Of course there are a host of things that can be done to get from an F-Rating to a D1 or C3 rating, and at relatively low cost, but it gets more and more difficult to make the improvements necessary to reach the B2 standard. These ‘low hanging fruit’ are plucked from the tree and eaten very early on in the process, and the additional necessary steps require a considerable expense.
It’s difficult to find anything definitive on the cost of renovation works necessary to achieve a higher BER rating. I remember Construct Ireland had a couple of case studies, but unfortunately I haven’t found them yet.
+1. I’ve heard similar stories. As far as I’m aware, a house built to the Passive House standard (requires NO energy) would fail to get an A rating in the Irish assessment. But generally I think the scheme has value. It definitely needs to be properly policed though…
We live in a temperate climate so heating only required for four months of the year. I think energy costs for houses are over emphasised in a lot of cases. If people are more energy aware then can save a lot. A lot of people expect to be able to only wear a t shirt in their house in December.
Main energy costs in a lot of places are cooling costs in summer. Passive houses are big in the Middle East for that reason. Company in Kerry is a leader in passive house technology.
I had a conversation with an EA this week about BER ratings, and how subjective they are.
I went to see a house a few months go that had a D rating - no idea how it got it. Windows were original steel frame single glazed, and some of the glass was broken so there was wind blowing through the house. Minimal attic insulation, no wall insulation and the house was a bit damp. But it has a new efficient gas boiler which was enough to bring up the rating.
The EA told me that he previously had a house for sale, and the BER assessor told him that changing 2 light bulbs in the main living area to energy saving bulbs, and putting a balloon in the original fireplace chimney would improve the rating.
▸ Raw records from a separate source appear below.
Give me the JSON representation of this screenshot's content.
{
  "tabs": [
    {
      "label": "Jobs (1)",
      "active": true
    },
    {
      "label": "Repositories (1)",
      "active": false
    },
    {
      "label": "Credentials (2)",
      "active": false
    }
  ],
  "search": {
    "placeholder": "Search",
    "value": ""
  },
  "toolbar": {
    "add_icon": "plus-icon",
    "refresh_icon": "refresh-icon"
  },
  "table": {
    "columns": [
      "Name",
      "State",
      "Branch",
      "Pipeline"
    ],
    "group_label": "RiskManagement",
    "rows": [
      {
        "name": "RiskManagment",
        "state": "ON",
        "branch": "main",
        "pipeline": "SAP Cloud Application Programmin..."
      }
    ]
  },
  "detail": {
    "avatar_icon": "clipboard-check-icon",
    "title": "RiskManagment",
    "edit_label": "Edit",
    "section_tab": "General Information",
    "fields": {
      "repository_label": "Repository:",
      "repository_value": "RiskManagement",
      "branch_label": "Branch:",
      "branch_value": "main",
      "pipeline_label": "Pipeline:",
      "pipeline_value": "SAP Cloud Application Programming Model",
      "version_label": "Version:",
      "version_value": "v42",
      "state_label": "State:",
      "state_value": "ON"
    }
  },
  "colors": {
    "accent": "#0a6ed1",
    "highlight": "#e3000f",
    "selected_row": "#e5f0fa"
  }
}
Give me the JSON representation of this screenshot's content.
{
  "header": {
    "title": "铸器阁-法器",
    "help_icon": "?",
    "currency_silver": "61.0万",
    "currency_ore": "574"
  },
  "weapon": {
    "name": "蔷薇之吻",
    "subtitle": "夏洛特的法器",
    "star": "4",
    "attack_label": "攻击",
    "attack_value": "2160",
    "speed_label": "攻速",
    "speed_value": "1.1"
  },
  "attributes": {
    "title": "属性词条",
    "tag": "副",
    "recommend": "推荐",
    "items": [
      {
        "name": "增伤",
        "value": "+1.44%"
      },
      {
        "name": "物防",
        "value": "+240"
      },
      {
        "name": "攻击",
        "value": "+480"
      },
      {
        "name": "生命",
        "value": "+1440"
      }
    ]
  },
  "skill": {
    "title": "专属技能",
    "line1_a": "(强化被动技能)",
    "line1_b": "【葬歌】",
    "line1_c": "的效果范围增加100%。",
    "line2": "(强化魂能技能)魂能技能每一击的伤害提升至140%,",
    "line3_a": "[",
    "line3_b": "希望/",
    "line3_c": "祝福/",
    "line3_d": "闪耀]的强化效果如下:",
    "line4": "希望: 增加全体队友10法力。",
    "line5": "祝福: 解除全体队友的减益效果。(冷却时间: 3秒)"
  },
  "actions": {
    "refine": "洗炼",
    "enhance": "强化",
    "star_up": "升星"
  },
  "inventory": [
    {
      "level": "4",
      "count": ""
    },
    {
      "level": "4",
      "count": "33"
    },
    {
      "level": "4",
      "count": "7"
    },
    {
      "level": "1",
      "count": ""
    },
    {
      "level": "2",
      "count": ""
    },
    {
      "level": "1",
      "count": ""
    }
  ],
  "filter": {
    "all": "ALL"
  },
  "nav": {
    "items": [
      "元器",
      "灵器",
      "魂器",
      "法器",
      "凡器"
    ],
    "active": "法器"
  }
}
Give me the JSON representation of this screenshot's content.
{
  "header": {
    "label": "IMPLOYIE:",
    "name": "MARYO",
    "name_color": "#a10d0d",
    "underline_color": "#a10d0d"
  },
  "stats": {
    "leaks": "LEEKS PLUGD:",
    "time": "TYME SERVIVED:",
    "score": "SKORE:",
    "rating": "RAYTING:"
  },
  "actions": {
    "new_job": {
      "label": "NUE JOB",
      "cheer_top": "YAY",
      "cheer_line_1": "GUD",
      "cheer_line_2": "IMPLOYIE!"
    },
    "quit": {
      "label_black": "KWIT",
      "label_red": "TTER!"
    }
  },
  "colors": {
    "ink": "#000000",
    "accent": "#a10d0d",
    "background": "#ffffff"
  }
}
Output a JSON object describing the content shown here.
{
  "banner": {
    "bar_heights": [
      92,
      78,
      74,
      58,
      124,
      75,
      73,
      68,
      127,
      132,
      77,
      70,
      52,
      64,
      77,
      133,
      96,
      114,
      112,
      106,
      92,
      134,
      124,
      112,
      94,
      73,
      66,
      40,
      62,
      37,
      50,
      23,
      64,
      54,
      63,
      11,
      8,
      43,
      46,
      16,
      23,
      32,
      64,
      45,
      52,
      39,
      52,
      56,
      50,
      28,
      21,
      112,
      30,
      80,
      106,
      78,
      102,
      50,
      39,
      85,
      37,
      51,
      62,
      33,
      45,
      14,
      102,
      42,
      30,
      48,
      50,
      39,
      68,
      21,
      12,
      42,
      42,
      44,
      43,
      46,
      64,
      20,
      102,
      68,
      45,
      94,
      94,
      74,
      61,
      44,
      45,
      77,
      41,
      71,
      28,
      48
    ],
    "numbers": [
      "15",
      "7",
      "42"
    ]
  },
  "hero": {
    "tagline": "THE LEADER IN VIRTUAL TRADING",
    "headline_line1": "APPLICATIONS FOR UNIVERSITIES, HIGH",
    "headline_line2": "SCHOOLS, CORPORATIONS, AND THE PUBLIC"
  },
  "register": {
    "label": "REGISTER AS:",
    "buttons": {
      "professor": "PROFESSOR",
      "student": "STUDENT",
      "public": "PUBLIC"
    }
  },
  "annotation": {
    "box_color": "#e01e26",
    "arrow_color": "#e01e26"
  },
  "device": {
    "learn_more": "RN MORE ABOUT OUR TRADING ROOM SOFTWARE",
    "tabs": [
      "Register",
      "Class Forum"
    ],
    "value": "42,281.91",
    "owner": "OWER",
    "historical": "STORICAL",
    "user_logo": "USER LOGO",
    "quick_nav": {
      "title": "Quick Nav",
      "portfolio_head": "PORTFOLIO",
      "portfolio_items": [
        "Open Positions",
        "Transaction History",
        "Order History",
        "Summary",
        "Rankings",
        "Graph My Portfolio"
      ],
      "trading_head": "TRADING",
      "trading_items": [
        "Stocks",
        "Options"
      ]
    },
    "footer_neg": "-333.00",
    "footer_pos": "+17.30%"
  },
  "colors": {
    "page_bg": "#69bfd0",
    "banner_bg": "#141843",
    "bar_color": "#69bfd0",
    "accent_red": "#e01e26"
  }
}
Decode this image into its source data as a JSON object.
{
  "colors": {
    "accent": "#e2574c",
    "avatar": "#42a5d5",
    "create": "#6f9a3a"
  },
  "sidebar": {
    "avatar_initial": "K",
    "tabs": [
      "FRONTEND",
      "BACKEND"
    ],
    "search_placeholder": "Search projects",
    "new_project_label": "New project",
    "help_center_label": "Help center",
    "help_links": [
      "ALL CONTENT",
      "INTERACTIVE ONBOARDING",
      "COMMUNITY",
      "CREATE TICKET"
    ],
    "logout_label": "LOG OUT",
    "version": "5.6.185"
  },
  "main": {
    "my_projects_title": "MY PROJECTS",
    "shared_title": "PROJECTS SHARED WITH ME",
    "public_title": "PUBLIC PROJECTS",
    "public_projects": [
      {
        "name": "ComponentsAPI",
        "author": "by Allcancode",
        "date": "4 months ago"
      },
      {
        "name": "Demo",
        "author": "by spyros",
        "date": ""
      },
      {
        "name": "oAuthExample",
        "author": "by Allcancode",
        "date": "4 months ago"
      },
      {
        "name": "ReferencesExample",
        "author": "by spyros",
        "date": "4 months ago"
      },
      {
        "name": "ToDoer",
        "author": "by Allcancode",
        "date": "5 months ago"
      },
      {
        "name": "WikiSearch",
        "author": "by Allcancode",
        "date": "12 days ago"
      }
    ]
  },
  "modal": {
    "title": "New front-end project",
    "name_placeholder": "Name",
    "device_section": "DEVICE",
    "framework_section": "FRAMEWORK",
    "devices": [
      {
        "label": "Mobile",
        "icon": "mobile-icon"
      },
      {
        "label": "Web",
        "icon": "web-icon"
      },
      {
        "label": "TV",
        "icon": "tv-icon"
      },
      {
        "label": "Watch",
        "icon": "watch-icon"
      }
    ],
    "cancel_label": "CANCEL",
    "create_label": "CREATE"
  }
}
I think the rating has merit, but can’t always be taken at face value without your own inspection of the building, and an understanding of how the rating was achieved and how it can be improved.
My parents and their neighbours got exactly the same rating even though one house has replacement double glazed windows and the other has original single glazed. AFAIK the biggest single loss of energy is from windows, so there must be something wrong there
Here’s the DEAP software that is used to do the BER cert. It’s very straightforward to use and it should give an insight into how the different factors are taken into account. You don’t need an assessor number to use it.
Also try and minimize glazing north facing and maximise south facing (as per passiv haus). I hear of a lot of people now especially in new builds opting for triple glazing but apparently the U value of the glazing is more important to watch out for.
It’s a common misconception that Passive houses require no energy or additional heating, I was guilty of it myself until not too long ago.
Passive houses must fulfil a range of criteria before they can be certified as passive but the main one is that the heating load should be less than 10 W/m² whilst maintaining an indoor temperature of 20°C. So on the coldest day of the year a 200m² house should require no more than 2000w of heat to keep the entire house at 20°C, a two bar electric heater would do the job.
But it is true to say that because of the way the BER is calculated many passive houses don’t get an A1 BER rating as one might expect.
As has been discussed here previously the BER system certainly has it’s flaws particularly as it is mostly a paper exercise but it is definitely better than what we had before i.e. nothing!
I found this software easy to use & gave me very useful insights into energy waste at home & insights into how the regulations can be (mis)interpeted by assesors.
Tis worth walking a mile in their shoes.